A cataract is a clouding of all or part of the crystalline lens within your eye. The crystalline lens is a normally clear lens, which sits behind the colored part of your eye (the iris) and is responsible for focusing.
A chemical change occurs within your eye to cause the lens to become cloudy. Cataracts are most often found in persons over age 50, but they are also occasionally found in younger people. They can also be heredity or the result of an injury or disease. Risk factors include: excessive exposure to ultraviolet radiation in sunlight, cigarette smoking, or the use of certain medications. Although cataracts develop without pain or discomfort, there are some indications that a cataract may be forming.
- Blurred or hazy vision,
- The appearance of spots in your vision,
- Increased sensitivity to glare, or
- The feeling of having a film over the eyes.
- A temporary improvement in near vision may also indicate formation of a cataract.
Currently, there is no proven method to prevent cataracts from forming. During a comprehensive eye examination, we can diagnose a cataract and monitor its development and prescribe changes in eyeglasses or contact lenses to maintain good vision.

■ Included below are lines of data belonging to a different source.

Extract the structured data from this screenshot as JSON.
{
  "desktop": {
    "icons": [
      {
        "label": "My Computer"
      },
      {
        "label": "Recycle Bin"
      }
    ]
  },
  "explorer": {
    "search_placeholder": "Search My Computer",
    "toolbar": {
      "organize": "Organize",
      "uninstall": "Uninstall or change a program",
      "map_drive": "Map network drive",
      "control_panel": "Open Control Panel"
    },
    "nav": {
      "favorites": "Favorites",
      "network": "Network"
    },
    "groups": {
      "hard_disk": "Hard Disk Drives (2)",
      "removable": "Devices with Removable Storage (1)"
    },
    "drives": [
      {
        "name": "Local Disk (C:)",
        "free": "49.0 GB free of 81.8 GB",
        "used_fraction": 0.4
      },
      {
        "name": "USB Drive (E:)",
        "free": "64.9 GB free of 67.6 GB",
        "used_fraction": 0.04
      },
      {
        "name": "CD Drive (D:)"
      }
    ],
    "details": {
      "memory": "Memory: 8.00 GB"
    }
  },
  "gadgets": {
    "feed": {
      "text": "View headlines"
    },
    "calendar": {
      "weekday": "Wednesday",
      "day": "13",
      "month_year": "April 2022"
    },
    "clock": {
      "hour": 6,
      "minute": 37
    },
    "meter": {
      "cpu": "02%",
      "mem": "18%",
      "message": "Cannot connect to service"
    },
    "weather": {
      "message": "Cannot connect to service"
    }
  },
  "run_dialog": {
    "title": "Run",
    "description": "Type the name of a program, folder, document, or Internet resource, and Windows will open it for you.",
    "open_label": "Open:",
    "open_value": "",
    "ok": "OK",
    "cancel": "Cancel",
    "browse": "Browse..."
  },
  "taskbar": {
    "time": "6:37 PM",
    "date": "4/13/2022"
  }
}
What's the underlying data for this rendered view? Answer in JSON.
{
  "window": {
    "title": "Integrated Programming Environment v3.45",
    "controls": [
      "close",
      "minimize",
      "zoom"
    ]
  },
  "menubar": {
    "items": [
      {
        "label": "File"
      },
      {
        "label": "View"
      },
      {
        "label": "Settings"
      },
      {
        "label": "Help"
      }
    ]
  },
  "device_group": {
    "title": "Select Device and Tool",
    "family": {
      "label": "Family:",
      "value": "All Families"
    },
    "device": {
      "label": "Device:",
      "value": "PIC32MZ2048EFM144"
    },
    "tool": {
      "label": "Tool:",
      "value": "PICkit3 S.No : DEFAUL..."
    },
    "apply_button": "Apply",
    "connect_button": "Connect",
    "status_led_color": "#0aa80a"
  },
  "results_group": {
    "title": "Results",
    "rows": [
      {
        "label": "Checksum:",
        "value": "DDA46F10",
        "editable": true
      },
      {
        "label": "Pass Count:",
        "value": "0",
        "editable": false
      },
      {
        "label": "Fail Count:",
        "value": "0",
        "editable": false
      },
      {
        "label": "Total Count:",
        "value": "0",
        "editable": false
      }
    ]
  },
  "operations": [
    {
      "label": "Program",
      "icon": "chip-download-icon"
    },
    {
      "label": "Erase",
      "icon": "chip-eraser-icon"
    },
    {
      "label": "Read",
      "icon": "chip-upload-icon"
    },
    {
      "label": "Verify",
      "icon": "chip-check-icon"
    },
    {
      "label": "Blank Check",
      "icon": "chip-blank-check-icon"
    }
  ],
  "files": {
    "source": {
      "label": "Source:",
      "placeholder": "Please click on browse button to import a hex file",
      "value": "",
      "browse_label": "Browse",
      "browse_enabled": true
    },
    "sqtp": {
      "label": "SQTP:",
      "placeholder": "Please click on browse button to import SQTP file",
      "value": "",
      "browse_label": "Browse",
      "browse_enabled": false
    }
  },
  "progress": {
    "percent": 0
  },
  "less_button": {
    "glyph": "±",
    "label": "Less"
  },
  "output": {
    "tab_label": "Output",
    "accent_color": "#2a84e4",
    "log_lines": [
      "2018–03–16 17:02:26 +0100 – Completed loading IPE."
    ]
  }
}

If your cataract develops to the point that it affects your daily activities, we can refer you to an eye surgeon who may recommend surgery. During the surgery, the eye's natural lens is removed and usually replaced with an artificial lens. After surgery, you can return to our office for continuing care.